A Barn Re-Loved – Part 2

        I know in my last post there were no pictures of what the new barn would look like.  Sorry to disappoint.   While the inside is not done, the outside is very close.   There is always so much dirt, sweat, and hard work before you get to any of the pretty stuff.        Here’s the family tearing off nails and sorting wood that can be saved for future projects.

       The framers have finished the walls  inside and the electrician and plumber are almost ready for their inspections.  We’ve had delays because of trying to figure out, along with the county inspector’s help,  building code regulations when a living space is put in a barn.  It turns out a fire wall has to be between the barn and any living space which means this large inside barn wall (on the right side of the picture below)will need to be covered up with drywall. 

       We are so disappointed that we will loose a big portion of the inside old barn look that we were trying to save,  but the good news is we have found a way to make this new wall look old and rustic without costing a fortune, but that is for a future post. 

       Here is some of the work that has been going on since April.

The old barn siding was taken off and the framing of the workshop added to the back.

       View of the back workshop attached to the barn.

     Metal roof was taken off by a crew in about two hours.

                    Inside view of barn without the roof on. 

       And what the barn looks like after her beautiful new metal exterior was put on. 

       We are still missing the front barn door and some concrete steps that will be installed later below the right door.  While we wish she was symmetrical, level, etc, we still think she is a beauty at 123 years old.  If only we could get new skin, a beauty makeover and look so good.

      And lastly, I wanted to  show you the newest members of The Noah Farm family.   These little ones were born July 18th.

       They are Rhode Island Red babies that my son and daughter-in-law hatched for us in their incubator.  This is what they will look like when they grow up.

Rhode Island Reds

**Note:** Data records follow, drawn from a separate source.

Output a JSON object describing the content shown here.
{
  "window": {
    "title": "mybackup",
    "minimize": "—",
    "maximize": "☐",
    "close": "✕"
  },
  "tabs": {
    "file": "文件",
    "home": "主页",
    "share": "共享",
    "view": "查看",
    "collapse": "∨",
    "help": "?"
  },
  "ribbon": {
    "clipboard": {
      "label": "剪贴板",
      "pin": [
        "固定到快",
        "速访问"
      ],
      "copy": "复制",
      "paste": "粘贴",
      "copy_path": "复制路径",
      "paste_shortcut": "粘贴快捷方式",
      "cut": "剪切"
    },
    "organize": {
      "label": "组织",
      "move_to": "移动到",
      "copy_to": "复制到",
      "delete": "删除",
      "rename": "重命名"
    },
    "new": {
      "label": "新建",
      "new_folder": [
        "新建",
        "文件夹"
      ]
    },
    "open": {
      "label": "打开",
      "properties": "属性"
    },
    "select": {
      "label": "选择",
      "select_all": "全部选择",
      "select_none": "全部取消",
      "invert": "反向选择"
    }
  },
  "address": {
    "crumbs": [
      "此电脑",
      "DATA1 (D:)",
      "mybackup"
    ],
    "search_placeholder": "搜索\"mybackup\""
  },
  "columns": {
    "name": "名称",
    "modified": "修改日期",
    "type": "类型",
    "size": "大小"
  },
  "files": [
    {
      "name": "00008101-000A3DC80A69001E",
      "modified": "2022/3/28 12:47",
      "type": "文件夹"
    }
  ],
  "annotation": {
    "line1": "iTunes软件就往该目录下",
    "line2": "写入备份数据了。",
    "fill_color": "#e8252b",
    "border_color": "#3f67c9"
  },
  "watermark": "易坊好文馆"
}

       We’ve  had  massive attacks this spring/summer  from raccoons and possums.  They have  killed so many of our egg laying adult Rhode Island Reds (an even one turkey), that we only had three hens and one rooster left. We had to refortify their coop complete with an electric fence around it before the killing stopped.   These little ones will start producing eggs in four to six months.  But for now they sleep a lot and are safe in our garage.  This is what they look like at two weeks old.

The barn love story continues next time on The Noah Farm.  

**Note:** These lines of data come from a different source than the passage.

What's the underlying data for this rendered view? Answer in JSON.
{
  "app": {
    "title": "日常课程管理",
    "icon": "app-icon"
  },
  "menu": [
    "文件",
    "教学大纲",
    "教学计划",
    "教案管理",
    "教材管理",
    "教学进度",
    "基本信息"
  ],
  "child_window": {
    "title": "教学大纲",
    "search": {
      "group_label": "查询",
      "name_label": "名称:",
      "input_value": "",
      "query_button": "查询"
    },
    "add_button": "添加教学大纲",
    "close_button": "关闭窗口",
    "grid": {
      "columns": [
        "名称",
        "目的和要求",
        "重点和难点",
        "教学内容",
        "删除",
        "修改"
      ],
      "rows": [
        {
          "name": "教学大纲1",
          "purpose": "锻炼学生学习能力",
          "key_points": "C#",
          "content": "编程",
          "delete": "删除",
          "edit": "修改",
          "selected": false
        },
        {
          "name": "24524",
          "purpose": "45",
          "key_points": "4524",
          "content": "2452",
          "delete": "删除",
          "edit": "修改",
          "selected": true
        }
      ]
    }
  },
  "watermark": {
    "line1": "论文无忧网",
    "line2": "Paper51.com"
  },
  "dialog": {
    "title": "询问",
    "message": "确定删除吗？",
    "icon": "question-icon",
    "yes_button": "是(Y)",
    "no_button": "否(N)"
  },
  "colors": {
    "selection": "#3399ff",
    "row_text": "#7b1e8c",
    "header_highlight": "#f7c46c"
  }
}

A Barn Re-Loved

        We’re  at it again, but this time we are renovating our 115 year old barn!  Instead of tearing it down, my husband read a book about old barns and decided she was solid as a rock and worth saving.  So just like we did on our old farmhouse, we had to start with the foundation.   But before the boring foundation stuff, how about some cute baby pig pictures?  

       All our piglets and momma are gone now. They all went to rescue farms or individual homes where they will have a good life.  Here’s one last picture of our pigs.  My favorite one we called Cowpig, and she went with her momma, Miss Piggy, and two other piglets to a rescue farm.  I miss them!

Okay . . . just one more.

      The pandemic didn’t slow down our plans or workers willing to come to our farm to start fixing up  the barn.  

      This redbud in the foreground makes her look all pretty, but she really did need some TLC.    Half of the foundation needed redone before we could start any work inside or add a workshop onto the back. Because her metal sides are flipped up you can just barely see the new foundation.  

A little skid steer tore out the dirt and stone floor so a new  concrete floor can be poured (below).

This is what the stone foundation looks like that still holds up the two main walls inside the barn.

Look closely and you’ll still see  where the concrete butts up against the original stone foundation on both sides.  

The next step was getting the concrete floor poured for the new workshop behind the barn.  

And then the old metal siding came off.  What we discovered  was that the barn was originally painted red.  If you look closely left of the ladder, towards the roofline you can really see the red.  She has faded a lot since originally built and this will be her second metal covering.  

Putting on these new white barn doors was the very first thing we did when we bought the farm.  My husband built them because the old door fell off. Sadly they were burnt in the fire pit last week because a new door is coming.  I think she was always pretty and I miss the old barn look.